University of Otago.Department of Physiology.Department of Physiology.

Physiology TV

An overview of Physiology at the University of Otago.

News

13th November, 2017

Otago study could mean hope for infertile couples

Crucial new information about how the brain controls fertility has been unlocked by University of Otago researchers, with their findings just published in prestigious journal Proceedings of the National Academy of Sciences of the United States of America.

13th November, 2017

Phenomenal success for Physiology researchers in latest Marsden funding round

Four 3-year project grants were awarded to Department of Physiology researchers in this year’s Marsden Fund - totalling over $3.8M.

25th October, 2017

Charlotte Steel, BSc (Hons) NEUR student in the Department has gained a Cambridge Rutherford Memorial PhD Scholarship

Our congratulations to Charlotte who is currently completing a BSc (Hons) degree in Neuroscience in the Department of Physiology with supervisor Assoc Prof Phil Sheard.

8th September, 2017

PhD student wins two awards at Queenstown Research Week

Congratulations to Mauro Silva, PhD student in the Department of Physiology. Mauro is supervised by Dr Rebecca Campbell.

8th September, 2017

Triennial Medal awarded to Professor Colin Brown

Congratulations to Colin who as been chosen by the Physiological Society of NZ (PSNZ) to be the recipient of the NZ Triennial Medal.

PhD Programme.

News

13th November, 2017

Otago study could mean hope for infertile couples

Otago study could mean hope for infertile couples

Crucial new information about how the brain controls fertility has been unlocked by University of Otago researchers, with their findings just published in prestigious journal Proceedings of the National Academy of Sciences of the United States of America.

Prof Allan Herbison, director of the Centre for Neuroendocrinology in Otago's department of physiology, said the study was also a ``real career highlight''.

It was ``fantastic'' that 10 years of basic Otago research was helping develop potential new therapies for the one-third of infertile people whose problems resulted from aspects of brain control of fertility. It is little known that the brain controls fertility, by first controlling the pituitary gland, which in turn controls the ovaries in females and testes in males. The brain did this by generating pulses of hormone secretion in the blood about once an hour, in males and females, which told the ovary or testis what to do.

Professor Herbison and his principal co-authors Dr Jenny Clarkson and Dr Su Young Han have identified a group of about 2000 kisspeptin neurons in the brain's hypothalamus that synchronise their activity to generate the hormonal pulse. Kisspeptins are a family of proteins that are essential for fertility.

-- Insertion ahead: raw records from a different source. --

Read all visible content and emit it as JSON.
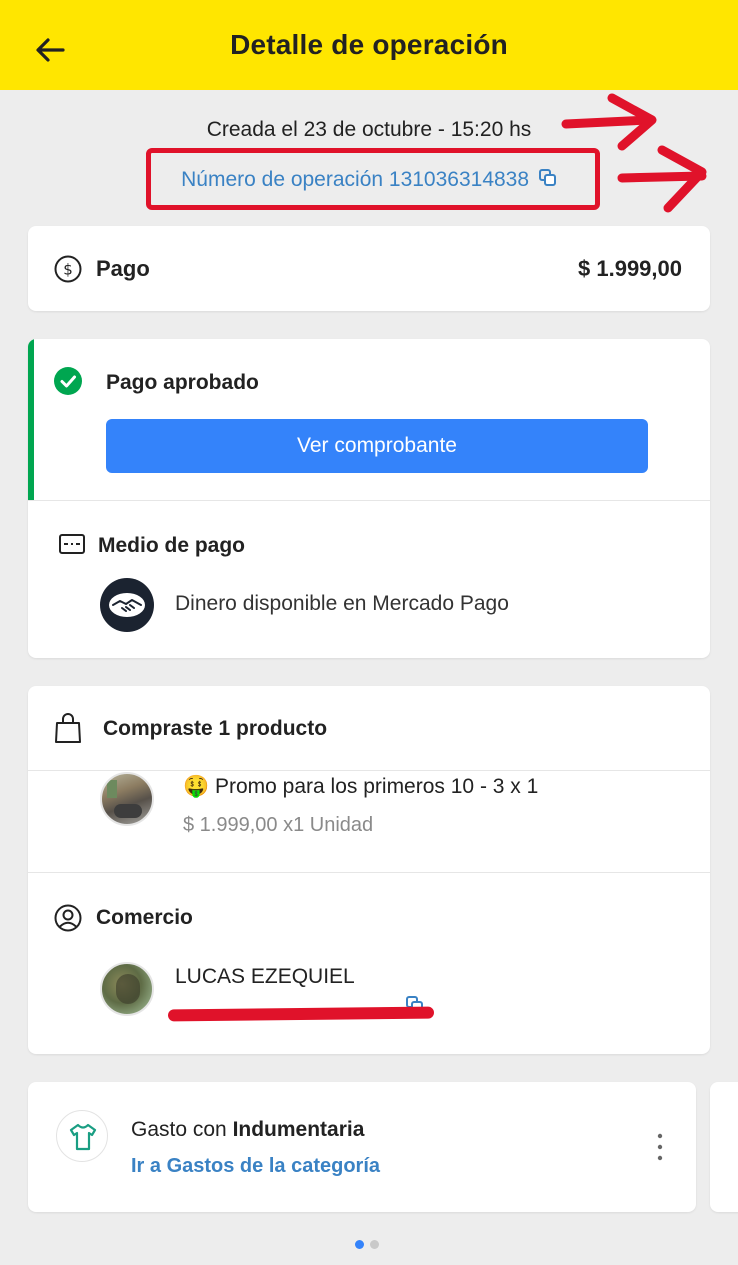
{
  "header": {
    "title": "Detalle de operación"
  },
  "operation": {
    "created": "Creada el 23 de octubre - 15:20 hs",
    "number_label": "Número de operación 131036314838"
  },
  "payment": {
    "label": "Pago",
    "amount": "$ 1.999,00"
  },
  "status": {
    "label": "Pago aprobado",
    "button": "Ver comprobante"
  },
  "method": {
    "title": "Medio de pago",
    "value": "Dinero disponible en Mercado Pago"
  },
  "purchase": {
    "title": "Compraste 1 producto",
    "product_emoji": "🤑",
    "product_name": "Promo para los primeros 10 - 3 x 1",
    "product_price": "$ 1.999,00 x1 Unidad"
  },
  "merchant": {
    "title": "Comercio",
    "name": "LUCAS EZEQUIEL"
  },
  "category": {
    "prefix": "Gasto con ",
    "name": "Indumentaria",
    "link": "Ir a Gastos de la categoría"
  },
  "colors": {
    "header_bg": "#ffe600",
    "accent_blue": "#3483fa",
    "link_blue": "#3a82c4",
    "success_green": "#00a650",
    "annotation_red": "#e0122a"
  },
  "icons": {
    "back": "arrow-left-icon",
    "copy": "copy-icon",
    "dollar": "dollar-circle-icon",
    "check": "check-circle-icon",
    "card": "card-icon",
    "mercadopago": "handshake-logo",
    "bag": "shopping-bag-icon",
    "user": "user-circle-icon",
    "shirt": "shirt-icon",
    "more": "more-vertical-icon"
  },
  "pagination": {
    "total": 2,
    "active": 1
  }
}
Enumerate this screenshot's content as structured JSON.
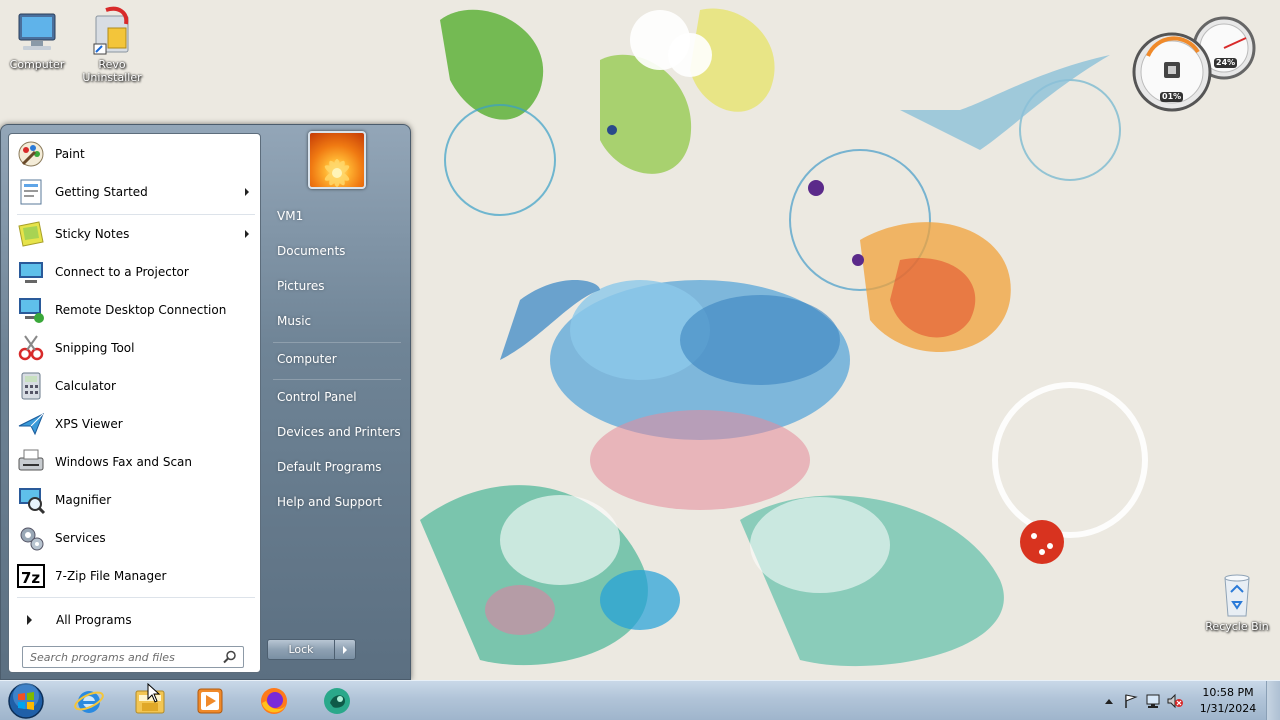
{
  "desktop": {
    "icons": [
      {
        "label": "Computer"
      },
      {
        "label": "Revo Uninstaller"
      },
      {
        "label": "Recycle Bin"
      }
    ],
    "gadget": {
      "cpu_value": "01%",
      "memory_value": "24%"
    }
  },
  "start_menu": {
    "programs": [
      {
        "label": "Paint",
        "icon": "paint-icon",
        "has_submenu": false
      },
      {
        "label": "Getting Started",
        "icon": "getting-started-icon",
        "has_submenu": true
      },
      {
        "label": "Sticky Notes",
        "icon": "sticky-notes-icon",
        "has_submenu": true
      },
      {
        "label": "Connect to a Projector",
        "icon": "projector-icon",
        "has_submenu": false
      },
      {
        "label": "Remote Desktop Connection",
        "icon": "remote-desktop-icon",
        "has_submenu": false
      },
      {
        "label": "Snipping Tool",
        "icon": "snipping-tool-icon",
        "has_submenu": false
      },
      {
        "label": "Calculator",
        "icon": "calculator-icon",
        "has_submenu": false
      },
      {
        "label": "XPS Viewer",
        "icon": "xps-viewer-icon",
        "has_submenu": false
      },
      {
        "label": "Windows Fax and Scan",
        "icon": "fax-scan-icon",
        "has_submenu": false
      },
      {
        "label": "Magnifier",
        "icon": "magnifier-icon",
        "has_submenu": false
      },
      {
        "label": "Services",
        "icon": "services-icon",
        "has_submenu": false
      },
      {
        "label": "7-Zip File Manager",
        "icon": "seven-zip-icon",
        "has_submenu": false
      }
    ],
    "all_programs_label": "All Programs",
    "search_placeholder": "Search programs and files",
    "right_links": [
      {
        "label": "VM1"
      },
      {
        "label": "Documents"
      },
      {
        "label": "Pictures"
      },
      {
        "label": "Music"
      },
      {
        "label": "Computer"
      },
      {
        "label": "Control Panel"
      },
      {
        "label": "Devices and Printers"
      },
      {
        "label": "Default Programs"
      },
      {
        "label": "Help and Support"
      }
    ],
    "lock_label": "Lock"
  },
  "taskbar": {
    "pinned": [
      {
        "icon": "internet-explorer-icon"
      },
      {
        "icon": "file-explorer-icon"
      },
      {
        "icon": "media-player-icon"
      },
      {
        "icon": "firefox-icon"
      },
      {
        "icon": "app-icon"
      }
    ],
    "clock": {
      "time": "10:58 PM",
      "date": "1/31/2024"
    }
  },
  "colors": {
    "taskbar": "#b1c4d8",
    "start_menu_right": "#6f8496",
    "menu_left_bg": "#ffffff"
  }
}
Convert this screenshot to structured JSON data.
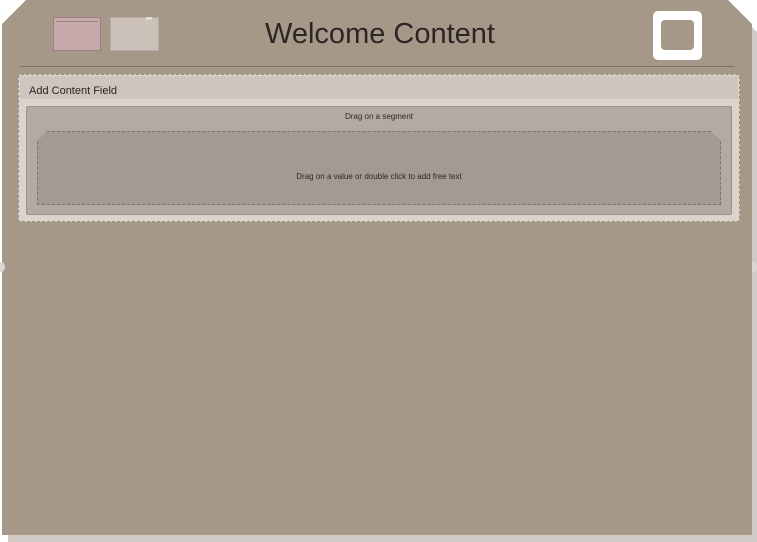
{
  "header": {
    "title": "Welcome Content",
    "thumbnails": [
      {
        "icon": "slide-thumbnail-icon",
        "color": "#c6aaab"
      },
      {
        "icon": "slide-thumbnail-icon",
        "color": "#cbc1b8"
      }
    ],
    "frame_button": {
      "icon": "frame-icon"
    }
  },
  "content_field": {
    "label": "Add Content Field",
    "segment_hint": "Drag on a segment",
    "value_hint": "Drag on a value or double click to add free text"
  },
  "colors": {
    "card_background": "#a69889",
    "field_background": "#dcd4cc",
    "segment_background": "#b3aaa3",
    "value_background": "#a29a94",
    "field_border": "#8d9275"
  }
}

This discovery has important implications for better understanding and manipulating fertility.

Physiology not only taught me lifelong skills which I can apply to daily situations, it has also given me many new and interesting ideas in writing novels.

Iun Kao - 3rd year BSc (Physiology) student